TASK INPUTS:
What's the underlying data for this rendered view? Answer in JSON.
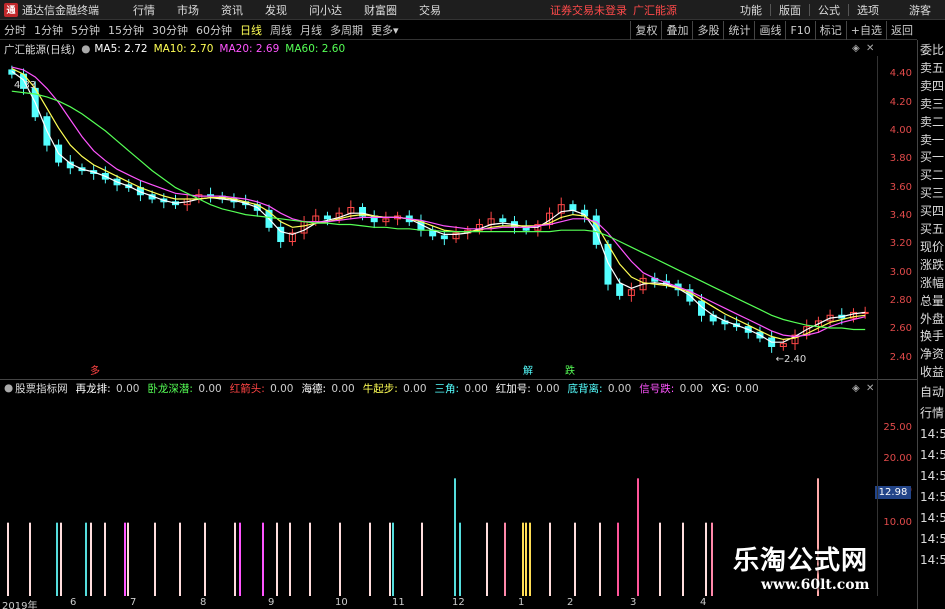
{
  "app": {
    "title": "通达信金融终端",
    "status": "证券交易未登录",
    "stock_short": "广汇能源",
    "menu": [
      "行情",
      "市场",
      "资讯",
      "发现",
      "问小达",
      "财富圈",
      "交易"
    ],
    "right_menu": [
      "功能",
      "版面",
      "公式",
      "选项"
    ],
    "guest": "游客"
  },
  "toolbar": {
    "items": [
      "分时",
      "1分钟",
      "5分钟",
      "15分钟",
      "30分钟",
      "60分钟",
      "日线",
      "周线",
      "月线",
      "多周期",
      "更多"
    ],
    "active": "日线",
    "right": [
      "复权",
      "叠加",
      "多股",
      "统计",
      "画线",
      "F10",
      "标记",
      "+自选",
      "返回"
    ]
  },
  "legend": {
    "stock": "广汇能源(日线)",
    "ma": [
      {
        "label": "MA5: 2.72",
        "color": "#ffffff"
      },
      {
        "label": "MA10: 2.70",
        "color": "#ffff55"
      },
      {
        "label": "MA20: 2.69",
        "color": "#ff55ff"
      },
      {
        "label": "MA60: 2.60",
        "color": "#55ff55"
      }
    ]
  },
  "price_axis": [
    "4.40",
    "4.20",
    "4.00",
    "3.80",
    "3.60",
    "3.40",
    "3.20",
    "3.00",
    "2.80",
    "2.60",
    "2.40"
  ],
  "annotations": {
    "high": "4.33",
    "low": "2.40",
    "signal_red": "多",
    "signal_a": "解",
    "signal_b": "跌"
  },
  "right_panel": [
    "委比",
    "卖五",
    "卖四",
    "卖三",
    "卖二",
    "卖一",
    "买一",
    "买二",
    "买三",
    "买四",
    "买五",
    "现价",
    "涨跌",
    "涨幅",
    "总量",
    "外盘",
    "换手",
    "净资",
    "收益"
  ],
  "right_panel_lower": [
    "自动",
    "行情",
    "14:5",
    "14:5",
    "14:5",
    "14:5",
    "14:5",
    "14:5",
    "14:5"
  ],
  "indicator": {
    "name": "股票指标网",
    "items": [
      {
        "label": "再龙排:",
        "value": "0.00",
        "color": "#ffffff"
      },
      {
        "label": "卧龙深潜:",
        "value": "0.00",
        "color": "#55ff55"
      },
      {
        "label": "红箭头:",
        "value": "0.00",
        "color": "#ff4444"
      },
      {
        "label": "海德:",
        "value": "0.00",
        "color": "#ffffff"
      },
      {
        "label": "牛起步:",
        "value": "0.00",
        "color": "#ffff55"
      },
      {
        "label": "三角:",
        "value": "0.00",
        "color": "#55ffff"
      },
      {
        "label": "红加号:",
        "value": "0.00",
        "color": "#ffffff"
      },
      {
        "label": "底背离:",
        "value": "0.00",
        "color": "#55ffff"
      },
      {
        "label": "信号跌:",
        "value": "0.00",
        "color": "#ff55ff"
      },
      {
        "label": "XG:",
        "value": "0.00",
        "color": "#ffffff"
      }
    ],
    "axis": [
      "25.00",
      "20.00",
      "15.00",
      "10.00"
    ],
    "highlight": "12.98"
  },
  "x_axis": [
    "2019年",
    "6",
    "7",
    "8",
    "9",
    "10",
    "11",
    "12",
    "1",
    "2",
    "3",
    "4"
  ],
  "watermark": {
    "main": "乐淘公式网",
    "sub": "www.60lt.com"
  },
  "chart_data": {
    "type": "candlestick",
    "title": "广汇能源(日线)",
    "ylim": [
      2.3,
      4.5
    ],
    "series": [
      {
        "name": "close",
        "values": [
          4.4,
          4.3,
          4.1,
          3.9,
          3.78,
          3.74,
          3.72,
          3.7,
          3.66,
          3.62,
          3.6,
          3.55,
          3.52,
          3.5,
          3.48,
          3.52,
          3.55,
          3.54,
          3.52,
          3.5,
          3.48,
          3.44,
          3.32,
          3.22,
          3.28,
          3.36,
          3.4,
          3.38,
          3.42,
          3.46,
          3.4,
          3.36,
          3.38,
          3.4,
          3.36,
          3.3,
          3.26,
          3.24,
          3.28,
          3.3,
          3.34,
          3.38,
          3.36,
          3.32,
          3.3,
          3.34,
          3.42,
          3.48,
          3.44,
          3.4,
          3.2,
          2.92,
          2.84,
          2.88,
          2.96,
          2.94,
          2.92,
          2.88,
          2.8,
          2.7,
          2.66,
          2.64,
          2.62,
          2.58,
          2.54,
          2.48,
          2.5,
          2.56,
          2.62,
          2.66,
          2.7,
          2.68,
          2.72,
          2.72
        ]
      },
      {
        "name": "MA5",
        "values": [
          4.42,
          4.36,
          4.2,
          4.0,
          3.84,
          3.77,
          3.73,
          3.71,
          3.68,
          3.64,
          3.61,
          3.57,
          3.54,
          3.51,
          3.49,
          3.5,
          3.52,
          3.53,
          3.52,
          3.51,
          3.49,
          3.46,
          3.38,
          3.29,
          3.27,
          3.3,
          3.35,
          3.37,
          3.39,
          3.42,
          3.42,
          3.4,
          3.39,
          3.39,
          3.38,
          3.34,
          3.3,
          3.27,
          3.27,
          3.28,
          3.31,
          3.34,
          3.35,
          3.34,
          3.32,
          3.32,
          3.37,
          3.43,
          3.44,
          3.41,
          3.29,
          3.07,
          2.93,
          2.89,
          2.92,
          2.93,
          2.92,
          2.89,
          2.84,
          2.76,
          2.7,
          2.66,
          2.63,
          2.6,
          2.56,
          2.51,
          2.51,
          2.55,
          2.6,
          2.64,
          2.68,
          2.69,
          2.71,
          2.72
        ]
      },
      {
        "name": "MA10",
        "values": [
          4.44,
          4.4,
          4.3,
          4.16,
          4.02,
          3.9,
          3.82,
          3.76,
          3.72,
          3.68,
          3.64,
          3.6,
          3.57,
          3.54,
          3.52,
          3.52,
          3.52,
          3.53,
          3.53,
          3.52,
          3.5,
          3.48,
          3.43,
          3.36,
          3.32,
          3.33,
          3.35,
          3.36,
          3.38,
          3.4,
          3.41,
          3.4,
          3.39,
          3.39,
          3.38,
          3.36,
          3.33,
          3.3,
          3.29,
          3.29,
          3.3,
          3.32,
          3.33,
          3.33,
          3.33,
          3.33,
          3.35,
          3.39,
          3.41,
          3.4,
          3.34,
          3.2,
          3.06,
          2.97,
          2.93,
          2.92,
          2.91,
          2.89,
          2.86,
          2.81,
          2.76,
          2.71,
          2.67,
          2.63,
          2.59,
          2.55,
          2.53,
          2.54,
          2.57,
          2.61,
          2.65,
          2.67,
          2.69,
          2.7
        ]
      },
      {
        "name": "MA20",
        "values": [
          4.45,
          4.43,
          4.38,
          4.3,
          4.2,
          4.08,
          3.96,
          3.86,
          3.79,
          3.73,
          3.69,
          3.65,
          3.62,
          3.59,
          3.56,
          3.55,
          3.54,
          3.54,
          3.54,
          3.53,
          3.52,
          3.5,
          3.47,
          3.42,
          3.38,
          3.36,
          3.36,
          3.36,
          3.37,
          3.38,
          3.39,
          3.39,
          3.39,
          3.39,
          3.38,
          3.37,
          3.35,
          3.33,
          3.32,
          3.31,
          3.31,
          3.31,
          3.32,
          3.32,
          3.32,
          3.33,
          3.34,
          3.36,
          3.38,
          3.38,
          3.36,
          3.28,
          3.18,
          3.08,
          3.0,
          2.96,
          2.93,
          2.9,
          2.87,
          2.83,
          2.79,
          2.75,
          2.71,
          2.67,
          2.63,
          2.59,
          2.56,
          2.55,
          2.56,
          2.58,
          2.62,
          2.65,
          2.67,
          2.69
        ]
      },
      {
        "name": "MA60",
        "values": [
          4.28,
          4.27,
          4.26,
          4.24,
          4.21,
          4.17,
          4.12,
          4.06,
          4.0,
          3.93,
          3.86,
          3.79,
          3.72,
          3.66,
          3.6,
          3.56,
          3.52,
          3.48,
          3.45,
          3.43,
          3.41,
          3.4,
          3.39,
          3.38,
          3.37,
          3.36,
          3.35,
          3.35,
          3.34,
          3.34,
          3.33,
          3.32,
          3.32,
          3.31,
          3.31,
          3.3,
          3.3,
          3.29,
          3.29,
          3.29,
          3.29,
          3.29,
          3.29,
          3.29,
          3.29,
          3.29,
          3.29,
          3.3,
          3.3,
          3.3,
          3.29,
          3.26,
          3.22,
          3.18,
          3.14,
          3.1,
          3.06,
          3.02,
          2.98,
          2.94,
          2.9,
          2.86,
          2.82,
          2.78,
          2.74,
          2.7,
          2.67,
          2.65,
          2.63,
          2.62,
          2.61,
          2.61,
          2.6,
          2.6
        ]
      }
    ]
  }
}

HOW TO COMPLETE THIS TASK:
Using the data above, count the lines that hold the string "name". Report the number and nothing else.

PROBLEM SOLUTION:
6